━━━━━ MATERIAL PROVIDED ━━━━━
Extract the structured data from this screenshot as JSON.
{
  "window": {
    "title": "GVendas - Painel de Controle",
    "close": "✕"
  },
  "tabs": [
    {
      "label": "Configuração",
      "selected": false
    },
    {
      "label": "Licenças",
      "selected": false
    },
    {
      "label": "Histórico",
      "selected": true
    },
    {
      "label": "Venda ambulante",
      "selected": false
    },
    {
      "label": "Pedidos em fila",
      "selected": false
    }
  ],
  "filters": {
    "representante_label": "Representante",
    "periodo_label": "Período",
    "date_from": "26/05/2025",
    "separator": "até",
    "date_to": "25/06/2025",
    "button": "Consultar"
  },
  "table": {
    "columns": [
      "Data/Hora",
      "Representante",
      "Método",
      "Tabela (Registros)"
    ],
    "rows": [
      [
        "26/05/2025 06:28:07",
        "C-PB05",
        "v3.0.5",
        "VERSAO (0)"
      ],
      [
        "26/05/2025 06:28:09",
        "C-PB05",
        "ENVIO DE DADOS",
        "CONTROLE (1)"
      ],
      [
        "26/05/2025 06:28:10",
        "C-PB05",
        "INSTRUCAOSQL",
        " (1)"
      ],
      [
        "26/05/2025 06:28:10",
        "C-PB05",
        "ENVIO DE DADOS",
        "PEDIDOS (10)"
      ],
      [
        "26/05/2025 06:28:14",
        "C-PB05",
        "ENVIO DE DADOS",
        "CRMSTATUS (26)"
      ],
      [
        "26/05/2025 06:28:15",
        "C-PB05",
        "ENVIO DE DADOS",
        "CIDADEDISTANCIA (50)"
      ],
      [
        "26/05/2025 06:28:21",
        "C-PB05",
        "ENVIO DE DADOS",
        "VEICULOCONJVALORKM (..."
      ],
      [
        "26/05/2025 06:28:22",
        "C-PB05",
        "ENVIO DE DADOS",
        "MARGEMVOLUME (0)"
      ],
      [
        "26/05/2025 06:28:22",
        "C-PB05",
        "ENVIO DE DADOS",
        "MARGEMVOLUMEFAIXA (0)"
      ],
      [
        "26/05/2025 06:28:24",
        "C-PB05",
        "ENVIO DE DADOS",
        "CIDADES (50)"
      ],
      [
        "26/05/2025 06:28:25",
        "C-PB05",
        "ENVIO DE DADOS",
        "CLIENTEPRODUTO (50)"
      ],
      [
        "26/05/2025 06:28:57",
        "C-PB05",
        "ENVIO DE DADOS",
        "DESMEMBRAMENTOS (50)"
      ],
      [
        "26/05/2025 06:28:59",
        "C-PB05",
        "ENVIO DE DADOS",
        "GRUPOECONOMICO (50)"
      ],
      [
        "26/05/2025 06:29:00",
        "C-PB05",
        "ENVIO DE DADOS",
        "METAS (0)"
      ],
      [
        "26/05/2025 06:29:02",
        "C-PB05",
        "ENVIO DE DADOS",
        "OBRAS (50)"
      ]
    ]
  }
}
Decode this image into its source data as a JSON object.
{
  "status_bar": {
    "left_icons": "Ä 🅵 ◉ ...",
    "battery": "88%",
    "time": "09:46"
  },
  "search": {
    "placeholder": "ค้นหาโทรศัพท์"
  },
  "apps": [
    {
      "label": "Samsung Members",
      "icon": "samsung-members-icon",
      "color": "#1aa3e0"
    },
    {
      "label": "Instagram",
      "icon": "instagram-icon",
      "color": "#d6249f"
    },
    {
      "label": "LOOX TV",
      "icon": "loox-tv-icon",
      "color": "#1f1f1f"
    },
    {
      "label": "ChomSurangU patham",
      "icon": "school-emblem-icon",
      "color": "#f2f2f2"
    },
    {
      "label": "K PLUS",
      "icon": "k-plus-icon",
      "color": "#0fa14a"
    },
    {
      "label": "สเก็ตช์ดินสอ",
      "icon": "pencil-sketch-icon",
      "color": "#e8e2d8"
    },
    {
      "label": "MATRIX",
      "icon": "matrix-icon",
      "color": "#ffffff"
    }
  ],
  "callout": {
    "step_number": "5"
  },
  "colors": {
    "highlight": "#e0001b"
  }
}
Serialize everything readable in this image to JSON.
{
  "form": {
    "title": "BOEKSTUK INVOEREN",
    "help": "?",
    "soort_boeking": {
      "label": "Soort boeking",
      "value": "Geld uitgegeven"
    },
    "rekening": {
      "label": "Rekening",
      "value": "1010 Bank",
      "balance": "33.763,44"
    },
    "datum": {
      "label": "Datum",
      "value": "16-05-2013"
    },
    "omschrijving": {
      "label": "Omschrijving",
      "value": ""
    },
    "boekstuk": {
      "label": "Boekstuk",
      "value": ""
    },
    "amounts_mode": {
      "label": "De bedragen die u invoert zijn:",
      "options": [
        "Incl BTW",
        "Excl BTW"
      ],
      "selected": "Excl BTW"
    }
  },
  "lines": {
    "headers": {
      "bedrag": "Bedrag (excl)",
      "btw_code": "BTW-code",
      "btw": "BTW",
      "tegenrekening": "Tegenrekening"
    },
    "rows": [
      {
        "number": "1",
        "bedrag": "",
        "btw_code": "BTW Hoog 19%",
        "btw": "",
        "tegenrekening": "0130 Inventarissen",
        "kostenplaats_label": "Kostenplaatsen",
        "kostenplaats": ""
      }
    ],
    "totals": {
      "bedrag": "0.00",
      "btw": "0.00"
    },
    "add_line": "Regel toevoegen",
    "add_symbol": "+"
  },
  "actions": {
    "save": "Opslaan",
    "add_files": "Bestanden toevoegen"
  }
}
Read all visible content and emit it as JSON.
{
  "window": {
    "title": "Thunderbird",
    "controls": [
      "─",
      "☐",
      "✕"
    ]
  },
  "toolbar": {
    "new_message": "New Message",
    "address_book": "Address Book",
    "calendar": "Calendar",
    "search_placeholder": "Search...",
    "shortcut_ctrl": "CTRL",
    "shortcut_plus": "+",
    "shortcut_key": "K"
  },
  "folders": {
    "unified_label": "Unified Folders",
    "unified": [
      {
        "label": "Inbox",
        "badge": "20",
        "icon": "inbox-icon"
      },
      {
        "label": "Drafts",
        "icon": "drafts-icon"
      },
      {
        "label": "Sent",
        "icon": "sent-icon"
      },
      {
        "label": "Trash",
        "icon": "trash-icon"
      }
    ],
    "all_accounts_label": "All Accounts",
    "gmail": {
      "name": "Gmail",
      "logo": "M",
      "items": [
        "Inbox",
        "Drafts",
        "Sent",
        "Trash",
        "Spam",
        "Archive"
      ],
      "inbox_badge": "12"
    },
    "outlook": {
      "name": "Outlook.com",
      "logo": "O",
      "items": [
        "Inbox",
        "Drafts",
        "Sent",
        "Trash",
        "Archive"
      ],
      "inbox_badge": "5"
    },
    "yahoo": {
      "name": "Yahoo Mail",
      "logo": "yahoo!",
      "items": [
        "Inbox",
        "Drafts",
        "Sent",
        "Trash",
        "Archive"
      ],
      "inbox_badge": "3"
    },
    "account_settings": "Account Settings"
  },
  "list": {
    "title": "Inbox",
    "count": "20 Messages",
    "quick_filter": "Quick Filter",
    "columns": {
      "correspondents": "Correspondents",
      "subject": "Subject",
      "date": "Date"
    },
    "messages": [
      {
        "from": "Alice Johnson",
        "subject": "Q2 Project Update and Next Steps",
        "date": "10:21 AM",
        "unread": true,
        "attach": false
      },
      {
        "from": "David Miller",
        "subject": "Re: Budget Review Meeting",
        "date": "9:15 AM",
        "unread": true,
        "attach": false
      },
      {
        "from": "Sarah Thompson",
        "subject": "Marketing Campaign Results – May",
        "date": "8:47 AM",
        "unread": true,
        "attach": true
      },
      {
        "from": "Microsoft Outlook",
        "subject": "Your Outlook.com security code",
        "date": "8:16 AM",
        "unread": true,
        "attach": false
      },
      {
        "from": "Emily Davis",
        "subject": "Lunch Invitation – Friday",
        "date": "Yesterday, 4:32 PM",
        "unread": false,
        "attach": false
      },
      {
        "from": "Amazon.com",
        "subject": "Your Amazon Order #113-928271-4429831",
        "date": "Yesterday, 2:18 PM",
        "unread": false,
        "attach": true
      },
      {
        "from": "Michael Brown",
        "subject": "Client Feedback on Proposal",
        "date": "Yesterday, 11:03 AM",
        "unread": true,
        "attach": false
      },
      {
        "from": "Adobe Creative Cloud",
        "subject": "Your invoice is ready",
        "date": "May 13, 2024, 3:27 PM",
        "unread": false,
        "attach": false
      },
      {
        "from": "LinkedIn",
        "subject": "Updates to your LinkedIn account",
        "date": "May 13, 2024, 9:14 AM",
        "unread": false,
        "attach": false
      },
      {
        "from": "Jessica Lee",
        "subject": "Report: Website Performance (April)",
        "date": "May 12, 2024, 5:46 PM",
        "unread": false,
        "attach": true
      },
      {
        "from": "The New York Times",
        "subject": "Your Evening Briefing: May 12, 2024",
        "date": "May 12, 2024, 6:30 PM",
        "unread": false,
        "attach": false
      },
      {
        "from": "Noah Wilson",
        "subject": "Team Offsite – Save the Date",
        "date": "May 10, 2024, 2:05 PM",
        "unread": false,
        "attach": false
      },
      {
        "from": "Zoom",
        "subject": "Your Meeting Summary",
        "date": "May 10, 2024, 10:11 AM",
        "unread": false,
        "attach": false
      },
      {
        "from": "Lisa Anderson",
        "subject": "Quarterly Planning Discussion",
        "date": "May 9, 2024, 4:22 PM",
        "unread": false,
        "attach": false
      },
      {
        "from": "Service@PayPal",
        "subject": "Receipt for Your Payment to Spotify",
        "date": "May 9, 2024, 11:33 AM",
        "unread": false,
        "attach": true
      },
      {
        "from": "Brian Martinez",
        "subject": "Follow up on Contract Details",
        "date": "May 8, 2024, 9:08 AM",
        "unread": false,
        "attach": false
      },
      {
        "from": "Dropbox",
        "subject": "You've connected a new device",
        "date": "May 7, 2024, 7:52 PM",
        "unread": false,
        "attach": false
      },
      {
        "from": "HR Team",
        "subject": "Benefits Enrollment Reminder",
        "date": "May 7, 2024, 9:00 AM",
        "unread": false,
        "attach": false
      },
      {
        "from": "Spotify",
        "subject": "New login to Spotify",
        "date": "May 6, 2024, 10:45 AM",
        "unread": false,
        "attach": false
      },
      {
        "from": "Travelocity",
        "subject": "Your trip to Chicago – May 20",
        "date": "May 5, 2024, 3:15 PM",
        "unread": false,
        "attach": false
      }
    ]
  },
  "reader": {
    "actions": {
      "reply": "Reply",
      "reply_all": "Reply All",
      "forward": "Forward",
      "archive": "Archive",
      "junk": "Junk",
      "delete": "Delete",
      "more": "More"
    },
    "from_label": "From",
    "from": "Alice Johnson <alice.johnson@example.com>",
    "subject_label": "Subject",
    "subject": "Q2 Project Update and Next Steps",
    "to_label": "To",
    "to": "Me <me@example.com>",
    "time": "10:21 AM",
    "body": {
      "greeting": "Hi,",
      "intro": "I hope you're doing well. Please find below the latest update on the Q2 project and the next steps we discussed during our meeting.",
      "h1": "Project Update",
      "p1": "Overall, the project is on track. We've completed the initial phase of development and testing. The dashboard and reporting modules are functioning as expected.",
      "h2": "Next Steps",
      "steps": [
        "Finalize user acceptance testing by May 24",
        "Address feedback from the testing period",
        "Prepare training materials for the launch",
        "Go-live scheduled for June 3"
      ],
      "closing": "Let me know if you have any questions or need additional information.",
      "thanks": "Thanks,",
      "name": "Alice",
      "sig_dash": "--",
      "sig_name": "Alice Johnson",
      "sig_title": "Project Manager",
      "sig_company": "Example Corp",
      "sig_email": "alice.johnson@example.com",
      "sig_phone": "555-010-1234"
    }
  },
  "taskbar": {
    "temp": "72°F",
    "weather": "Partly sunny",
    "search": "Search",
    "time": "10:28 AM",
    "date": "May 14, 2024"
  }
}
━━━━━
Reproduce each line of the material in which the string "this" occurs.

■ PROBLEM SOLUTION ■
Extract the structured data from this screenshot as JSON.
Decode this image into its source data as a JSON object.
Serialize everything readable in this image to JSON.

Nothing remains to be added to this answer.